■ **Entries provided**:
....

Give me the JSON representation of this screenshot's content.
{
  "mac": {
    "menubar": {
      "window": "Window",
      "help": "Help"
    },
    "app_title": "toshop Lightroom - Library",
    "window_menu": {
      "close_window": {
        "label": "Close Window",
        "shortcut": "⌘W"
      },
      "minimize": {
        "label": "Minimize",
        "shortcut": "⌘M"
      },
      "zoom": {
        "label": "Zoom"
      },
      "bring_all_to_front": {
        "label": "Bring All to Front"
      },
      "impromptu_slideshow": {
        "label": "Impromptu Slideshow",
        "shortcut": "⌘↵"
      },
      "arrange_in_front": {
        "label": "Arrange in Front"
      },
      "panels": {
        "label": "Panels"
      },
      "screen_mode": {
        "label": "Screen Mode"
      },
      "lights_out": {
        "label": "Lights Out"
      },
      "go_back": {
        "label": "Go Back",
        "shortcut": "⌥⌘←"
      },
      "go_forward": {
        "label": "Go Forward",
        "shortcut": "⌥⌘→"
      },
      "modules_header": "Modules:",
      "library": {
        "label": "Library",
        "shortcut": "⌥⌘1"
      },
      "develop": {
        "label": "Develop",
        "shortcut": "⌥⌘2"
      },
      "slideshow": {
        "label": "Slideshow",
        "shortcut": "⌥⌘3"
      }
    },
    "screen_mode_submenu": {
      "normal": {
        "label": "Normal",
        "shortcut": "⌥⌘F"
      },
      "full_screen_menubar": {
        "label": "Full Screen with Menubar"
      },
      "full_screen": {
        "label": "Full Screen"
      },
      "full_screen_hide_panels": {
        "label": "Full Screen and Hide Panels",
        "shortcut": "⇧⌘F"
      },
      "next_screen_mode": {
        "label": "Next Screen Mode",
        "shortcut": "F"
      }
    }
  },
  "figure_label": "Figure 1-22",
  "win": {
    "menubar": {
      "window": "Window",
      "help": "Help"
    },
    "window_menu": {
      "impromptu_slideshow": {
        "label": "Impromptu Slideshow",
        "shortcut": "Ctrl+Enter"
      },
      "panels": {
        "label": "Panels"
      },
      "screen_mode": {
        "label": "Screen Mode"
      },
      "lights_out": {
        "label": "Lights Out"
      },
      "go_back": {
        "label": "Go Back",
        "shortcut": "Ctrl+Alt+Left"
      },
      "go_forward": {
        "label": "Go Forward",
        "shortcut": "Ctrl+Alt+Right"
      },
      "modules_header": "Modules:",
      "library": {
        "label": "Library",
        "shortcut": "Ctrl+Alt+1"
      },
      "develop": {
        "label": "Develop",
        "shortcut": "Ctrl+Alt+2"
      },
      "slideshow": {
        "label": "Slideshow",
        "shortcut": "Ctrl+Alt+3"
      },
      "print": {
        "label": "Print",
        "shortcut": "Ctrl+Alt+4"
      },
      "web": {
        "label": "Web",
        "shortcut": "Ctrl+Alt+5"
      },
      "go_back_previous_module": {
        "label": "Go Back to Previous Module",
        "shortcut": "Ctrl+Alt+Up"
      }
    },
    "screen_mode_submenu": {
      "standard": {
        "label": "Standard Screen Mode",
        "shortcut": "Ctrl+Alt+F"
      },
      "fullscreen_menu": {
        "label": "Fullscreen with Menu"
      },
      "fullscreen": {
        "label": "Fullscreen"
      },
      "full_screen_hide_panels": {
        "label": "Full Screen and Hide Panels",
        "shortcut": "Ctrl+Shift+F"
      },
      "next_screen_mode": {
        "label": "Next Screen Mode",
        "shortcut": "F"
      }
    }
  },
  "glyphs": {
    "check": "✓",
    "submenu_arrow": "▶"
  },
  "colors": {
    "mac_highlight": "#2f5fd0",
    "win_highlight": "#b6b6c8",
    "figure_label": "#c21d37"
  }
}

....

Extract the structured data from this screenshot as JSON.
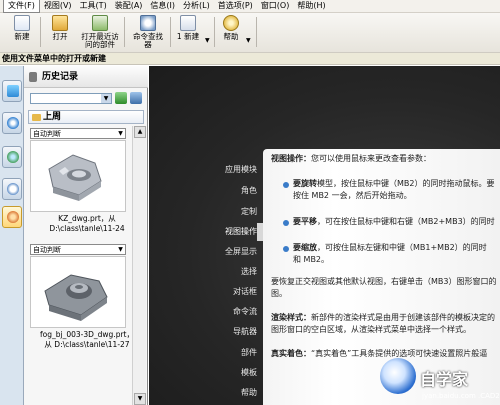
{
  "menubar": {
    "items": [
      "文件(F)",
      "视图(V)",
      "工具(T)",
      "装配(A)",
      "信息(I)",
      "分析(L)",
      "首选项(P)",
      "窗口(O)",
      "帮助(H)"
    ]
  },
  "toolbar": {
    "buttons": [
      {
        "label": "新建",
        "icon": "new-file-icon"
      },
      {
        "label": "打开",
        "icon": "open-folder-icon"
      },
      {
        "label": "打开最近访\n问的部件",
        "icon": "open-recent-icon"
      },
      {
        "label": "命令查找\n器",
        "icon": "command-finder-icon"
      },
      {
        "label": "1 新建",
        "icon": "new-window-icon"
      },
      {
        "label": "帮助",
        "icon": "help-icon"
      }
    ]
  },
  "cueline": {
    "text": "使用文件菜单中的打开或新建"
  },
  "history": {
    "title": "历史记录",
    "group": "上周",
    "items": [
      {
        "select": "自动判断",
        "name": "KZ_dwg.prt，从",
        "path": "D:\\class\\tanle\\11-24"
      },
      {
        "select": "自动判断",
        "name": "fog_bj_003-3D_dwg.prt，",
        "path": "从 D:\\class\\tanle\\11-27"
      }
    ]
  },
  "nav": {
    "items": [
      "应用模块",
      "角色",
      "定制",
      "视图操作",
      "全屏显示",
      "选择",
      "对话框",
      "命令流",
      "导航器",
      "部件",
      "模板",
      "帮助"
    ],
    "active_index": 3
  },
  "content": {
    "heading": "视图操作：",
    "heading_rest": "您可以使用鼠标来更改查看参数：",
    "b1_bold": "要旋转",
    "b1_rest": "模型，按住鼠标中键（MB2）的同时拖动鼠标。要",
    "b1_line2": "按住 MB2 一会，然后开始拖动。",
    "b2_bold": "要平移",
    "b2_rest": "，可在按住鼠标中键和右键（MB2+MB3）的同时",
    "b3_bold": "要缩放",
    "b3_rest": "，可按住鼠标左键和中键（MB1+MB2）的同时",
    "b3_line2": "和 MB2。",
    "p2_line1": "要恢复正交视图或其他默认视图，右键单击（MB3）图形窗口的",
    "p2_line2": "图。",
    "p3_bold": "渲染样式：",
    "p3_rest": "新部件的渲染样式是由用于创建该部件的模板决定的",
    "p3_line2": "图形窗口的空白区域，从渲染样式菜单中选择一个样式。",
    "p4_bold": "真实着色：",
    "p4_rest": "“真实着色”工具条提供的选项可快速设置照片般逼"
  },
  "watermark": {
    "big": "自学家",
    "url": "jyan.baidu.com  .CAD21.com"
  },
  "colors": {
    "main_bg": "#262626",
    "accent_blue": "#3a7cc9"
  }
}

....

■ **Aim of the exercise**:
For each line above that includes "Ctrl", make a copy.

■ **Task output**:
        "shortcut": "Ctrl+Enter"
        "shortcut": "Ctrl+Alt+Left"
        "shortcut": "Ctrl+Alt+Right"
        "shortcut": "Ctrl+Alt+1"
        "shortcut": "Ctrl+Alt+2"
        "shortcut": "Ctrl+Alt+3"
        "shortcut": "Ctrl+Alt+4"
        "shortcut": "Ctrl+Alt+5"
        "shortcut": "Ctrl+Alt+Up"
        "shortcut": "Ctrl+Alt+F"
        "shortcut": "Ctrl+Shift+F"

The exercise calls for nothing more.